**EXERCISE**
The data is to be repeated exactly, with the images removed.

***** SUPPLIED MATERIAL

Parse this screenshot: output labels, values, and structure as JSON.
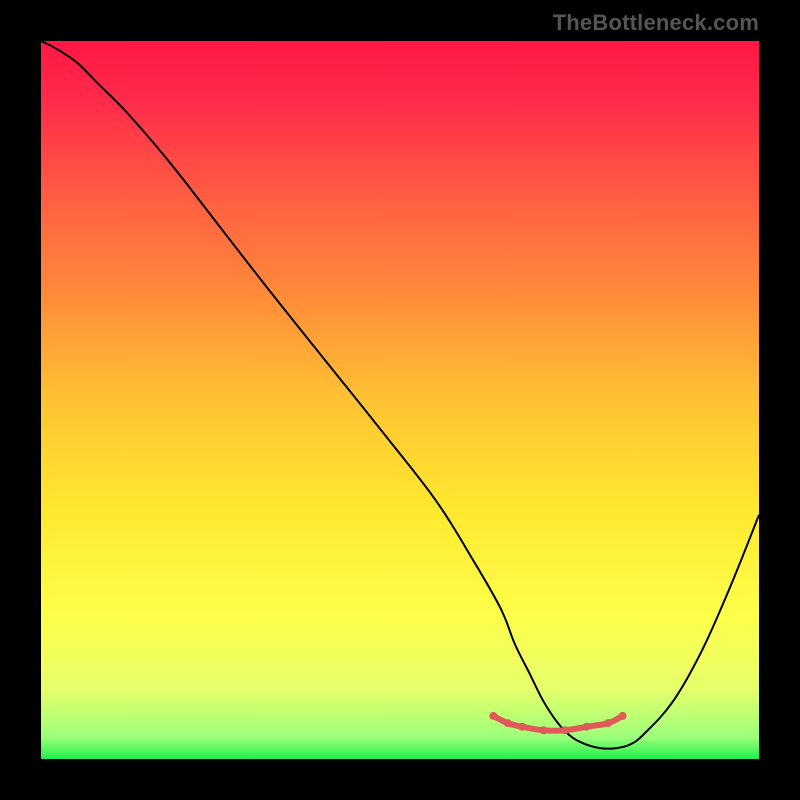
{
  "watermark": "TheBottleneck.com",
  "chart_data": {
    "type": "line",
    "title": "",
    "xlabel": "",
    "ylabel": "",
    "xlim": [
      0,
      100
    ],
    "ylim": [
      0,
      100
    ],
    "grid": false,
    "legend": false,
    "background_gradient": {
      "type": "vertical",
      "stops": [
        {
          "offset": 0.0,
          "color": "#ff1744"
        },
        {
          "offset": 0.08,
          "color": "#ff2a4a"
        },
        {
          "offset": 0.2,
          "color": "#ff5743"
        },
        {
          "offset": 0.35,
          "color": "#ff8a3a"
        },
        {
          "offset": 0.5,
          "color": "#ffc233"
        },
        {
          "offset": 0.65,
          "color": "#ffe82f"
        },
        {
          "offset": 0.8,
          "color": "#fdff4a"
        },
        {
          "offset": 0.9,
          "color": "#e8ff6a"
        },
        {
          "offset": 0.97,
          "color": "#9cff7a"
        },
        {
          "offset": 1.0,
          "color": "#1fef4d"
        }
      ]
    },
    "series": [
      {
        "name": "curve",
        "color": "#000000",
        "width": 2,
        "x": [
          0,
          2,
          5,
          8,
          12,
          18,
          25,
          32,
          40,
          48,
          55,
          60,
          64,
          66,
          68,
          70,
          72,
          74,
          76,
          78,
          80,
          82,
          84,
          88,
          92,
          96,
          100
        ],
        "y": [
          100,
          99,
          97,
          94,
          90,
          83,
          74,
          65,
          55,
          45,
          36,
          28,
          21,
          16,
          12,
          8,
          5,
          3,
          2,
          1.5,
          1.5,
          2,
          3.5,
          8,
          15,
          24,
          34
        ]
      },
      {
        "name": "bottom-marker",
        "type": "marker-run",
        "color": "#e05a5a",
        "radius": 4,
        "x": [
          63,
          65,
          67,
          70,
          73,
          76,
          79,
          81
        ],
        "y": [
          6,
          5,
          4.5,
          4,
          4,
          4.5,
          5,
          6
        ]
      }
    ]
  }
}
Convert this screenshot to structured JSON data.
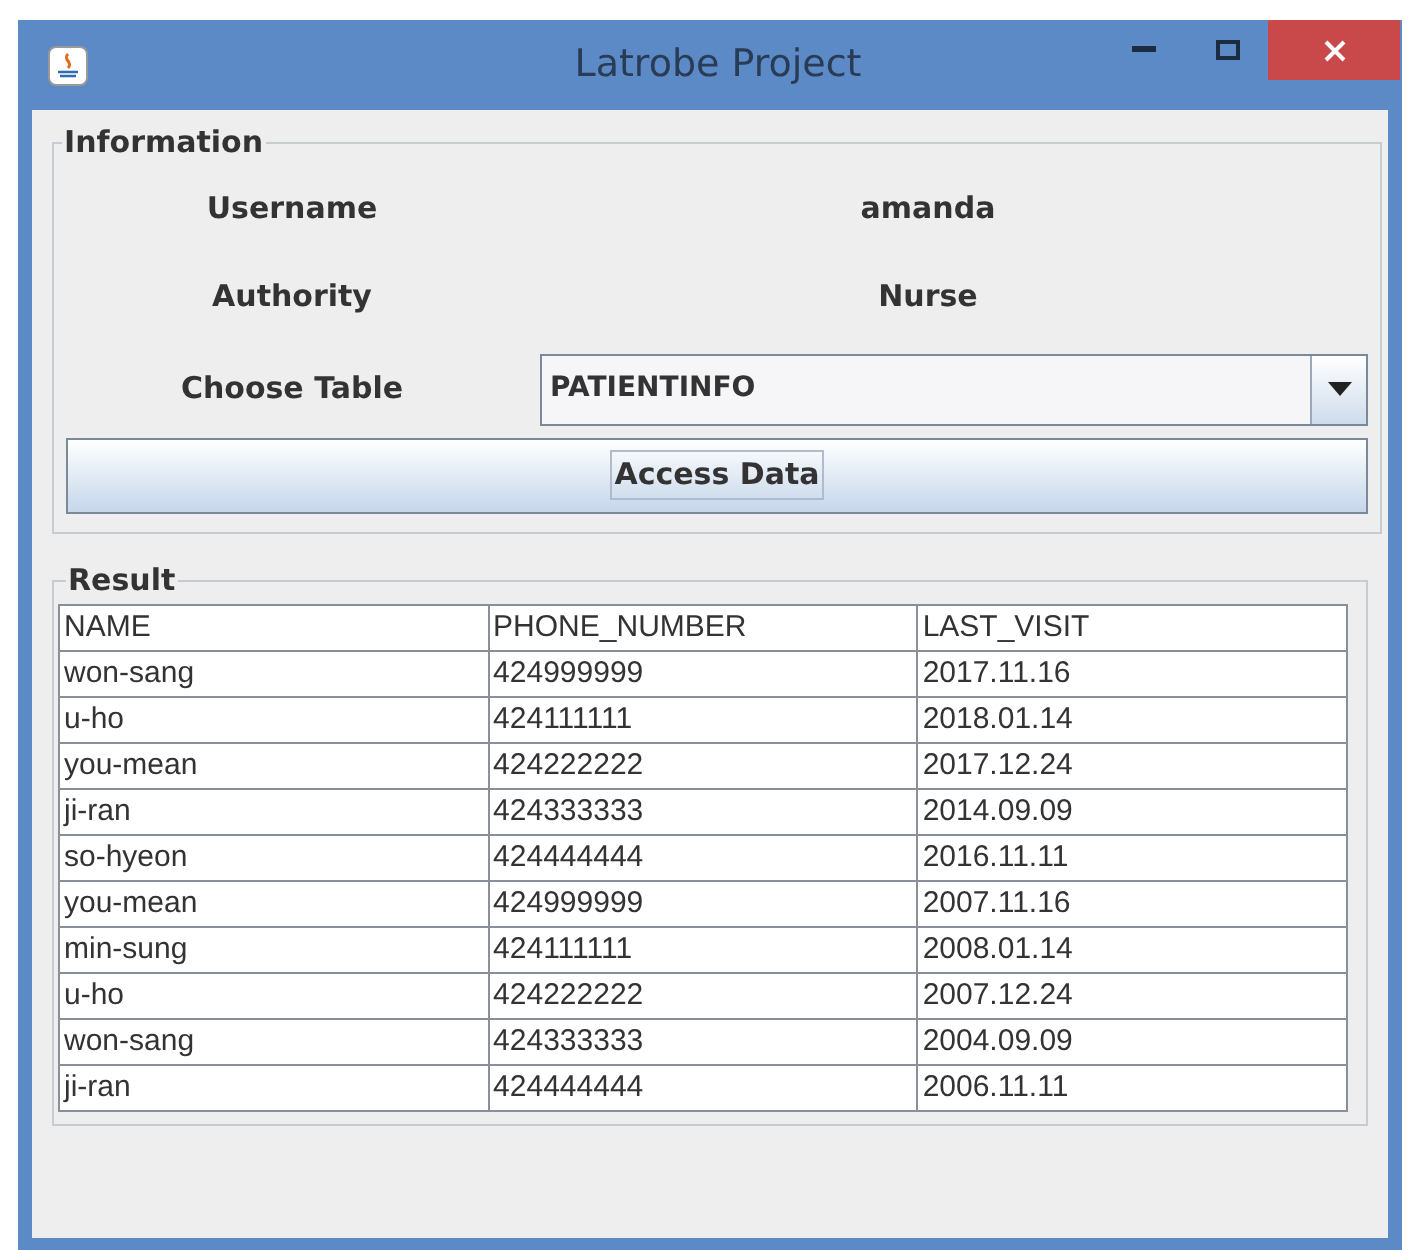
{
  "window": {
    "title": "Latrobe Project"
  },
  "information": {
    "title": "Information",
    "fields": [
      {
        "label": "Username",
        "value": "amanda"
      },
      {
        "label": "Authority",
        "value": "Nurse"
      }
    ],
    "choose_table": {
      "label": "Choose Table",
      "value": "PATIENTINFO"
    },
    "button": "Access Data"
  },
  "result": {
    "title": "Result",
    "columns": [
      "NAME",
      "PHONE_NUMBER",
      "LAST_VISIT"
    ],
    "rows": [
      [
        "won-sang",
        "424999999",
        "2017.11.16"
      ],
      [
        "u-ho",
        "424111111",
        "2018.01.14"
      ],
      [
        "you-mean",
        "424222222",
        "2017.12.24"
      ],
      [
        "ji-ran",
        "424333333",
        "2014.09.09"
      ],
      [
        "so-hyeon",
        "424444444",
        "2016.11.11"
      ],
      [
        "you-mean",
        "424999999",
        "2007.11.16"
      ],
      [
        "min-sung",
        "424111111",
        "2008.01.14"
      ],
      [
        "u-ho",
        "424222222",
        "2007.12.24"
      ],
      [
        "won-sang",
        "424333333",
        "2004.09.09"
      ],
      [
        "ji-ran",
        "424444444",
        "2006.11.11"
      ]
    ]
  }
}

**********

**YOUR RESPONSE**
Parse this screenshot: output labels, values, and structure as JSON.
{
  "watermark": "TheBottleneck.com",
  "chart_data": {
    "type": "line",
    "title": "",
    "xlabel": "",
    "ylabel": "",
    "xlim": [
      0,
      100
    ],
    "ylim": [
      0,
      100
    ],
    "grid": false,
    "legend": false,
    "background_gradient": {
      "type": "vertical",
      "stops": [
        {
          "offset": 0.0,
          "color": "#ff1744"
        },
        {
          "offset": 0.08,
          "color": "#ff2a4a"
        },
        {
          "offset": 0.2,
          "color": "#ff5743"
        },
        {
          "offset": 0.35,
          "color": "#ff8a3a"
        },
        {
          "offset": 0.5,
          "color": "#ffc233"
        },
        {
          "offset": 0.65,
          "color": "#ffe82f"
        },
        {
          "offset": 0.8,
          "color": "#fdff4a"
        },
        {
          "offset": 0.9,
          "color": "#e8ff6a"
        },
        {
          "offset": 0.97,
          "color": "#9cff7a"
        },
        {
          "offset": 1.0,
          "color": "#1fef4d"
        }
      ]
    },
    "series": [
      {
        "name": "curve",
        "color": "#000000",
        "width": 2,
        "x": [
          0,
          2,
          5,
          8,
          12,
          18,
          25,
          32,
          40,
          48,
          55,
          60,
          64,
          66,
          68,
          70,
          72,
          74,
          76,
          78,
          80,
          82,
          84,
          88,
          92,
          96,
          100
        ],
        "y": [
          100,
          99,
          97,
          94,
          90,
          83,
          74,
          65,
          55,
          45,
          36,
          28,
          21,
          16,
          12,
          8,
          5,
          3,
          2,
          1.5,
          1.5,
          2,
          3.5,
          8,
          15,
          24,
          34
        ]
      },
      {
        "name": "bottom-marker",
        "type": "marker-run",
        "color": "#e05a5a",
        "radius": 4,
        "x": [
          63,
          65,
          67,
          70,
          73,
          76,
          79,
          81
        ],
        "y": [
          6,
          5,
          4.5,
          4,
          4,
          4.5,
          5,
          6
        ]
      }
    ]
  }
}
Convert this screenshot to structured JSON data.
{
  "window": {
    "title": "Latrobe Project"
  },
  "information": {
    "title": "Information",
    "fields": [
      {
        "label": "Username",
        "value": "amanda"
      },
      {
        "label": "Authority",
        "value": "Nurse"
      }
    ],
    "choose_table": {
      "label": "Choose Table",
      "value": "PATIENTINFO"
    },
    "button": "Access Data"
  },
  "result": {
    "title": "Result",
    "columns": [
      "NAME",
      "PHONE_NUMBER",
      "LAST_VISIT"
    ],
    "rows": [
      [
        "won-sang",
        "424999999",
        "2017.11.16"
      ],
      [
        "u-ho",
        "424111111",
        "2018.01.14"
      ],
      [
        "you-mean",
        "424222222",
        "2017.12.24"
      ],
      [
        "ji-ran",
        "424333333",
        "2014.09.09"
      ],
      [
        "so-hyeon",
        "424444444",
        "2016.11.11"
      ],
      [
        "you-mean",
        "424999999",
        "2007.11.16"
      ],
      [
        "min-sung",
        "424111111",
        "2008.01.14"
      ],
      [
        "u-ho",
        "424222222",
        "2007.12.24"
      ],
      [
        "won-sang",
        "424333333",
        "2004.09.09"
      ],
      [
        "ji-ran",
        "424444444",
        "2006.11.11"
      ]
    ]
  }
}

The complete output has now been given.